On this day in 1849, the normally close-mouthed R. L. T. Beale of Westmoreland County made an impassioned speech on the floor of the U.S. House of Representatives in defense of proslavery members and their attempts to find common ground on the issue. You might recall Daniel Bryan from the other day, and his own impassioned speech in the Senate of Virginia deploring slavery and the Missouri Compromise in 1820. Well, the Missouri Compromise was still on the mind twenty-nine years later, with Beale recalling those days when white Southern men like himself feared the “dark and damning fanaticism” of the North and sought some kind of compromise “in the vain hope that the power of the giant might be stayed.”
(Background: Southern slaveholders sought to spread slavery into the territories in part because new slave states, such as Missouri, meant more representation for their interests in Congress. Antislavery politicians in the North sought to check that power by balancing Missouri with the admission of Maine, a free state, and then drawing a line, above which would always be free. Or, in the words of Mr. Beale: “36° 30′ was tendered as a compromise, in whose rich soil of peace the olive of reunion might flourish in lasting beauty.”)
Except that this great compromise that antislavery men like Senator Bryan had found so deplorable was now, in 1849, no better in the eyes of Mr. Beale and his confederates.
Click on the pages below to read for yourself this portion of Mr. Beale’s speech.
“Satisfied?” the Virginian asked his fellow House members, referring to the Missouri Compromise—and looking at his portrait above, I imagine those eyes of his bulging a bit as his rhetoric really starts to escalate.
No; far from it. The spirit of fanaticism just felt its power; the concession became only a stepping-stone from which it leaped onward in its career with a velocity unequaled before. Again the tocsin sounded. The warrior clans again assembled. Like the Vandal chief, this spirit of aggression pointing with the one hand to the sterile province conquered on the steppes of the Alps, with the other pointed her followers to the rich Italian plains—the scene of future victories. [Mr. Beale’s words can’t help but invoke images like this one. –Ed.] Then commenced the flood-tide of petitions, not from isolated individuals, but from organized societies. The mails were sought to be made the medium for transmission of incendiary publications. The public mind was excited by constant discussions. The household altar of the Virginia master was stained by the blood of his children. The South, stung to madness by these incessant attacks, but clinging even in the retchings of her despair to the plighted faith of her contract, asked in mercy from the Government some protection from these insidious assaults.

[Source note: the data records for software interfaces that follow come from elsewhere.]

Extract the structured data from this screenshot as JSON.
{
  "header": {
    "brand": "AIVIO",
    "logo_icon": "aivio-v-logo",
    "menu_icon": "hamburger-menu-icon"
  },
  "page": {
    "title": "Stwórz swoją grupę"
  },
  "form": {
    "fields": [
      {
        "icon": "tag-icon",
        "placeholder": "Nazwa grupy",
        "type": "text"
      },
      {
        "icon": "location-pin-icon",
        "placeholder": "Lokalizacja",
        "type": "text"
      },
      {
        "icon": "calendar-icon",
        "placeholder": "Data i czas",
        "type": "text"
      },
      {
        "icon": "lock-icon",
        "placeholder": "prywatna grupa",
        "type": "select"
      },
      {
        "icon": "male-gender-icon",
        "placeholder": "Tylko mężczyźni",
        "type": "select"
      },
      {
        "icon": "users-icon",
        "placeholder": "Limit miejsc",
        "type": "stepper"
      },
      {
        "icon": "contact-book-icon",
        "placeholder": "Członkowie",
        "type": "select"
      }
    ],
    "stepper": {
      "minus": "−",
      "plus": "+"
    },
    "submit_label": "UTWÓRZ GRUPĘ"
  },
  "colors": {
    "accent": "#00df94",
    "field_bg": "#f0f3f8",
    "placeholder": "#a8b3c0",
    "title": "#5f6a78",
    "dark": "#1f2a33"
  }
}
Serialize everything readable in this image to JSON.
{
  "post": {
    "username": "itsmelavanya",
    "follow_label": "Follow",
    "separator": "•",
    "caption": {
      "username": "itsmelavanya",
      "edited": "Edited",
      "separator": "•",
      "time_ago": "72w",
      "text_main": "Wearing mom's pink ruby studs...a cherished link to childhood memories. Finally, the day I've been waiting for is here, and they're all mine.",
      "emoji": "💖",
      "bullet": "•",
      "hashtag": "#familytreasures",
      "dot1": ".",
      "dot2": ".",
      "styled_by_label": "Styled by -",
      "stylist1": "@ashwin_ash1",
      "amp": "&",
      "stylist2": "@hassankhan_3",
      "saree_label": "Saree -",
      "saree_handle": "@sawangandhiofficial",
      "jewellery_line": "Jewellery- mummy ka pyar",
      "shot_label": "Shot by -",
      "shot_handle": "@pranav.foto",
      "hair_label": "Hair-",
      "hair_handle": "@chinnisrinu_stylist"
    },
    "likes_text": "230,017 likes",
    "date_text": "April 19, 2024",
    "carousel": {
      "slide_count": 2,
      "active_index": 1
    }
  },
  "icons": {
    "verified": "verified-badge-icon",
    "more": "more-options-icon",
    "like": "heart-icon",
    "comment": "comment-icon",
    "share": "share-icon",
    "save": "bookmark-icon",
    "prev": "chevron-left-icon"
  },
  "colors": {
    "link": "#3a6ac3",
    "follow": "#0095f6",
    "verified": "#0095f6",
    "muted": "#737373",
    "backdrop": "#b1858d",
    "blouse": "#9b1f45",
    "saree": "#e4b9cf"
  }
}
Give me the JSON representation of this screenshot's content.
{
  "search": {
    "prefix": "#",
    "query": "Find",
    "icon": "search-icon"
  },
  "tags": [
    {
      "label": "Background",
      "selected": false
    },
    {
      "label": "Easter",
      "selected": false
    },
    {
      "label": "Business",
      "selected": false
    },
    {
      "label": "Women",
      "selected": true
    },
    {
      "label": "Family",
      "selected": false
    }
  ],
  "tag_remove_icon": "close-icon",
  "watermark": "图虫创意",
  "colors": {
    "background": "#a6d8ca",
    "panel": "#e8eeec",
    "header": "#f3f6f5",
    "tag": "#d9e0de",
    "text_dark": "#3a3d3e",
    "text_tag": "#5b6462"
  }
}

To our collective literary detriment, one does not witness words like this on the House floor too often anymore. But what on earth was Mr. Beale talking about? As far as I can tell, the Vandals here represent those terrible abolitionists who, having managed to “conquer” (others might say “free”) those states north of the Missouri Compromise line, have now set their sights on
the rich Italian plains Washington, D.C., that final territory in which the United States government still holds full sway. Why not try to abolish slavery there? So “organized societies” of abolitionists began mailing “incendiary publications” to Congress—i.e., petitions asking for their question to be heard. Well, “these incessant attacks” just had to stop! I mean, who had ever heard of citizens petitioning their own government like that?
So, Mr. Beale, how did the government protect itself from such “insidious assaults”?
The celebrated 21st rule was adopted, and from that period a new ally was folded to the bosom of political abolitionism.
We could go on with this forever, but the 21st rule was (just barely) passed by the House in January 1840 and actually banned the reception of any petitions calling for the abolition of slavery. In retrospect, we can thank the only former president to serve in Congress, John Quincy Adams, for his dogged opposition to said rule, some of which can be witnessed here. The 21st rule was overturned four years later, but as Mr. Beale pointed out, not before the opponents of slavery had rallied ’round their flag, so to speak.
No larger point here, just a reminder of how hopelessly tangled up in slavery the politics of the day were.
IMAGE: Hon. Richard Lee T. Beale, Rep of VA Gen in C.S.A. (Library of Congress)